Your instructions
Work out how many lines below contain the word "JSON", then give that number alone.
Data to examine section start
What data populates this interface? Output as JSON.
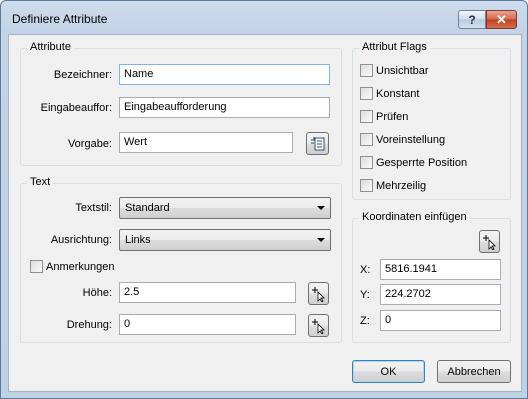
{
  "window": {
    "title": "Definiere Attribute",
    "help_label": "?",
    "close_label": "✕"
  },
  "attribute": {
    "group_label": "Attribute",
    "bezeichner_label": "Bezeichner:",
    "bezeichner_value": "Name",
    "eingabe_label": "Eingabeauffor:",
    "eingabe_value": "Eingabeaufforderung",
    "vorgabe_label": "Vorgabe:",
    "vorgabe_value": "Wert"
  },
  "text": {
    "group_label": "Text",
    "textstil_label": "Textstil:",
    "textstil_value": "Standard",
    "ausrichtung_label": "Ausrichtung:",
    "ausrichtung_value": "Links",
    "anmerkungen_label": "Anmerkungen",
    "hoehe_label": "Höhe:",
    "hoehe_value": "2.5",
    "drehung_label": "Drehung:",
    "drehung_value": "0"
  },
  "flags": {
    "group_label": "Attribut Flags",
    "items": [
      "Unsichtbar",
      "Konstant",
      "Prüfen",
      "Voreinstellung",
      "Gesperrte Position",
      "Mehrzeilig"
    ]
  },
  "coords": {
    "group_label": "Koordinaten einfügen",
    "x_label": "X:",
    "x_value": "5816.1941",
    "y_label": "Y:",
    "y_value": "224.2702",
    "z_label": "Z:",
    "z_value": "0"
  },
  "buttons": {
    "ok": "OK",
    "cancel": "Abbrechen"
  }
}
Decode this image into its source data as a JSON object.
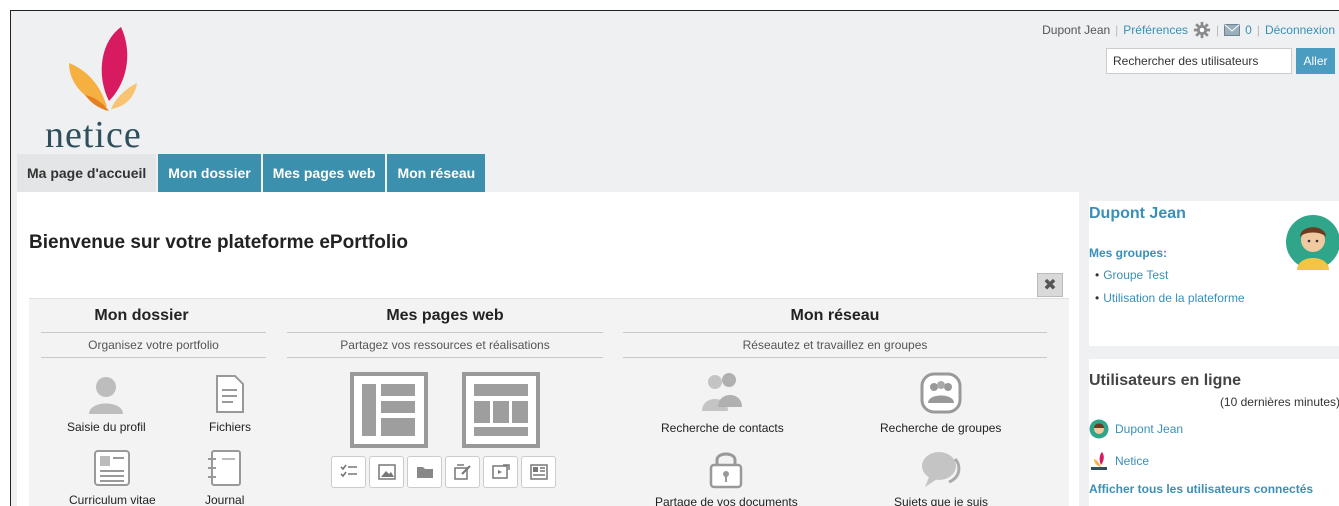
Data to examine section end
Exercise solution
2